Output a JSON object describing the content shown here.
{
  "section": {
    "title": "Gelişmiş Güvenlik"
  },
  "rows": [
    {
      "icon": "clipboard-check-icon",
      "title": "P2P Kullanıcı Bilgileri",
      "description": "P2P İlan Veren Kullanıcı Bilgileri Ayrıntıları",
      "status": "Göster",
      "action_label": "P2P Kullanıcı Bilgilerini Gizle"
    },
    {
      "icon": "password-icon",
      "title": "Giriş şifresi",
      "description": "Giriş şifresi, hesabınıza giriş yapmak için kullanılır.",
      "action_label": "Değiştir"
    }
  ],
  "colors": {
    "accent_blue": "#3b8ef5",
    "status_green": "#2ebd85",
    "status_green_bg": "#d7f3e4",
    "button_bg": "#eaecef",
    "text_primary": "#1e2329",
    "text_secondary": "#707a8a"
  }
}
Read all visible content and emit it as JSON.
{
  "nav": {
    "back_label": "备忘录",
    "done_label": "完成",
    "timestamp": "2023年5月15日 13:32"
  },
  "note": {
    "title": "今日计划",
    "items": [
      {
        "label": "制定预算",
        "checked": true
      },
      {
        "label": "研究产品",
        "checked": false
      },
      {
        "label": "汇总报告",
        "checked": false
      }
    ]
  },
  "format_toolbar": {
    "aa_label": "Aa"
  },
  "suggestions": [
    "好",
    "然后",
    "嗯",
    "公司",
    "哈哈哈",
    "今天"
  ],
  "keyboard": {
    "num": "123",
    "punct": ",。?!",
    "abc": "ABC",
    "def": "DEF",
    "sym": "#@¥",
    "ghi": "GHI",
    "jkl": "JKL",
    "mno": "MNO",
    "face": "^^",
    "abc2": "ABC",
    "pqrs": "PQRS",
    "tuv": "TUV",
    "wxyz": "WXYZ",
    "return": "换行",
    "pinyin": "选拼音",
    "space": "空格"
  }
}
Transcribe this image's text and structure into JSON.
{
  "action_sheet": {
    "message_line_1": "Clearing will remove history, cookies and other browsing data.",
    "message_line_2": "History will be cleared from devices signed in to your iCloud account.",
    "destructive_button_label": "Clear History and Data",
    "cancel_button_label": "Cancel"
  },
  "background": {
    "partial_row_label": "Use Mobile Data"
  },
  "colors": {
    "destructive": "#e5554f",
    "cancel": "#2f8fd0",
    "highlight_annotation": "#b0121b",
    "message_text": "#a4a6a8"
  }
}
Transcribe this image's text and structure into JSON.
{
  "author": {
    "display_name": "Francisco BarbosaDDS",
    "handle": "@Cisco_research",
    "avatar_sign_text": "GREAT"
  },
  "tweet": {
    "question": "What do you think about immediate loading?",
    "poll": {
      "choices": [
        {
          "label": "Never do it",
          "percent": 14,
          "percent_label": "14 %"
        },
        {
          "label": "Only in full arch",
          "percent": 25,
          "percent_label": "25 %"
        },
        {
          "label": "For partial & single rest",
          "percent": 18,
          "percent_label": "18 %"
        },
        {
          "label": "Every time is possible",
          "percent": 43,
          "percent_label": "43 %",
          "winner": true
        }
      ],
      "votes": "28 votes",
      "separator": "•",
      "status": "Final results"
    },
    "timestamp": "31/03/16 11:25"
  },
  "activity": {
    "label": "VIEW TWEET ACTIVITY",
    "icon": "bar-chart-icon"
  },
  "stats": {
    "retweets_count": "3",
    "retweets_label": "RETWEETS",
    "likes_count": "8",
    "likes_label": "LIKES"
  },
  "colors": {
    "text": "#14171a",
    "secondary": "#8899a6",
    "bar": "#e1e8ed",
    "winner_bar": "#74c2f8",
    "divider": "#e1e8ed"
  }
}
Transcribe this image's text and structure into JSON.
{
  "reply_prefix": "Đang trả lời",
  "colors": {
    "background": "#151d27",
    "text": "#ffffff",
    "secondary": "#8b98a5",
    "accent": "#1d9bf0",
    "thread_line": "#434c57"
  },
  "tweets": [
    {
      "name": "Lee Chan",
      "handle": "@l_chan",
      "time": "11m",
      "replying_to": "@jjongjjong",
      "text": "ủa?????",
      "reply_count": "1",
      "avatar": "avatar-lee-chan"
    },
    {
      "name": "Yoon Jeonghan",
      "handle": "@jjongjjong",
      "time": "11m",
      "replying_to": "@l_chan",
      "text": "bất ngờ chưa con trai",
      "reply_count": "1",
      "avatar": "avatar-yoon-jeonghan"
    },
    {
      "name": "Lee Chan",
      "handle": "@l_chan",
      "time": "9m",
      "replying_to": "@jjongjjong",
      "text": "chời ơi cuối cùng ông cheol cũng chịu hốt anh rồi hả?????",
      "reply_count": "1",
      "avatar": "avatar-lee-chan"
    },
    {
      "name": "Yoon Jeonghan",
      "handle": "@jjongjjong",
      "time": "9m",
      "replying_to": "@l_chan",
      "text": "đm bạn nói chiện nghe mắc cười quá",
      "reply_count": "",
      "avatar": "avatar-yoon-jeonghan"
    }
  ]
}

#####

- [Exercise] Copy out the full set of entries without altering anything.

- [The answer]
Output a JSON object describing the content shown here.
{
  "section": {
    "title": "Gelişmiş Güvenlik"
  },
  "rows": [
    {
      "icon": "clipboard-check-icon",
      "title": "P2P Kullanıcı Bilgileri",
      "description": "P2P İlan Veren Kullanıcı Bilgileri Ayrıntıları",
      "status": "Göster",
      "action_label": "P2P Kullanıcı Bilgilerini Gizle"
    },
    {
      "icon": "password-icon",
      "title": "Giriş şifresi",
      "description": "Giriş şifresi, hesabınıza giriş yapmak için kullanılır.",
      "action_label": "Değiştir"
    }
  ],
  "colors": {
    "accent_blue": "#3b8ef5",
    "status_green": "#2ebd85",
    "status_green_bg": "#d7f3e4",
    "button_bg": "#eaecef",
    "text_primary": "#1e2329",
    "text_secondary": "#707a8a"
  }
}
Read all visible content and emit it as JSON.
{
  "nav": {
    "back_label": "备忘录",
    "done_label": "完成",
    "timestamp": "2023年5月15日 13:32"
  },
  "note": {
    "title": "今日计划",
    "items": [
      {
        "label": "制定预算",
        "checked": true
      },
      {
        "label": "研究产品",
        "checked": false
      },
      {
        "label": "汇总报告",
        "checked": false
      }
    ]
  },
  "format_toolbar": {
    "aa_label": "Aa"
  },
  "suggestions": [
    "好",
    "然后",
    "嗯",
    "公司",
    "哈哈哈",
    "今天"
  ],
  "keyboard": {
    "num": "123",
    "punct": ",。?!",
    "abc": "ABC",
    "def": "DEF",
    "sym": "#@¥",
    "ghi": "GHI",
    "jkl": "JKL",
    "mno": "MNO",
    "face": "^^",
    "abc2": "ABC",
    "pqrs": "PQRS",
    "tuv": "TUV",
    "wxyz": "WXYZ",
    "return": "换行",
    "pinyin": "选拼音",
    "space": "空格"
  }
}
Transcribe this image's text and structure into JSON.
{
  "action_sheet": {
    "message_line_1": "Clearing will remove history, cookies and other browsing data.",
    "message_line_2": "History will be cleared from devices signed in to your iCloud account.",
    "destructive_button_label": "Clear History and Data",
    "cancel_button_label": "Cancel"
  },
  "background": {
    "partial_row_label": "Use Mobile Data"
  },
  "colors": {
    "destructive": "#e5554f",
    "cancel": "#2f8fd0",
    "highlight_annotation": "#b0121b",
    "message_text": "#a4a6a8"
  }
}
Transcribe this image's text and structure into JSON.
{
  "author": {
    "display_name": "Francisco BarbosaDDS",
    "handle": "@Cisco_research",
    "avatar_sign_text": "GREAT"
  },
  "tweet": {
    "question": "What do you think about immediate loading?",
    "poll": {
      "choices": [
        {
          "label": "Never do it",
          "percent": 14,
          "percent_label": "14 %"
        },
        {
          "label": "Only in full arch",
          "percent": 25,
          "percent_label": "25 %"
        },
        {
          "label": "For partial & single rest",
          "percent": 18,
          "percent_label": "18 %"
        },
        {
          "label": "Every time is possible",
          "percent": 43,
          "percent_label": "43 %",
          "winner": true
        }
      ],
      "votes": "28 votes",
      "separator": "•",
      "status": "Final results"
    },
    "timestamp": "31/03/16 11:25"
  },
  "activity": {
    "label": "VIEW TWEET ACTIVITY",
    "icon": "bar-chart-icon"
  },
  "stats": {
    "retweets_count": "3",
    "retweets_label": "RETWEETS",
    "likes_count": "8",
    "likes_label": "LIKES"
  },
  "colors": {
    "text": "#14171a",
    "secondary": "#8899a6",
    "bar": "#e1e8ed",
    "winner_bar": "#74c2f8",
    "divider": "#e1e8ed"
  }
}
Transcribe this image's text and structure into JSON.
{
  "reply_prefix": "Đang trả lời",
  "colors": {
    "background": "#151d27",
    "text": "#ffffff",
    "secondary": "#8b98a5",
    "accent": "#1d9bf0",
    "thread_line": "#434c57"
  },
  "tweets": [
    {
      "name": "Lee Chan",
      "handle": "@l_chan",
      "time": "11m",
      "replying_to": "@jjongjjong",
      "text": "ủa?????",
      "reply_count": "1",
      "avatar": "avatar-lee-chan"
    },
    {
      "name": "Yoon Jeonghan",
      "handle": "@jjongjjong",
      "time": "11m",
      "replying_to": "@l_chan",
      "text": "bất ngờ chưa con trai",
      "reply_count": "1",
      "avatar": "avatar-yoon-jeonghan"
    },
    {
      "name": "Lee Chan",
      "handle": "@l_chan",
      "time": "9m",
      "replying_to": "@jjongjjong",
      "text": "chời ơi cuối cùng ông cheol cũng chịu hốt anh rồi hả?????",
      "reply_count": "1",
      "avatar": "avatar-lee-chan"
    },
    {
      "name": "Yoon Jeonghan",
      "handle": "@jjongjjong",
      "time": "9m",
      "replying_to": "@l_chan",
      "text": "đm bạn nói chiện nghe mắc cười quá",
      "reply_count": "",
      "avatar": "avatar-yoon-jeonghan"
    }
  ]
}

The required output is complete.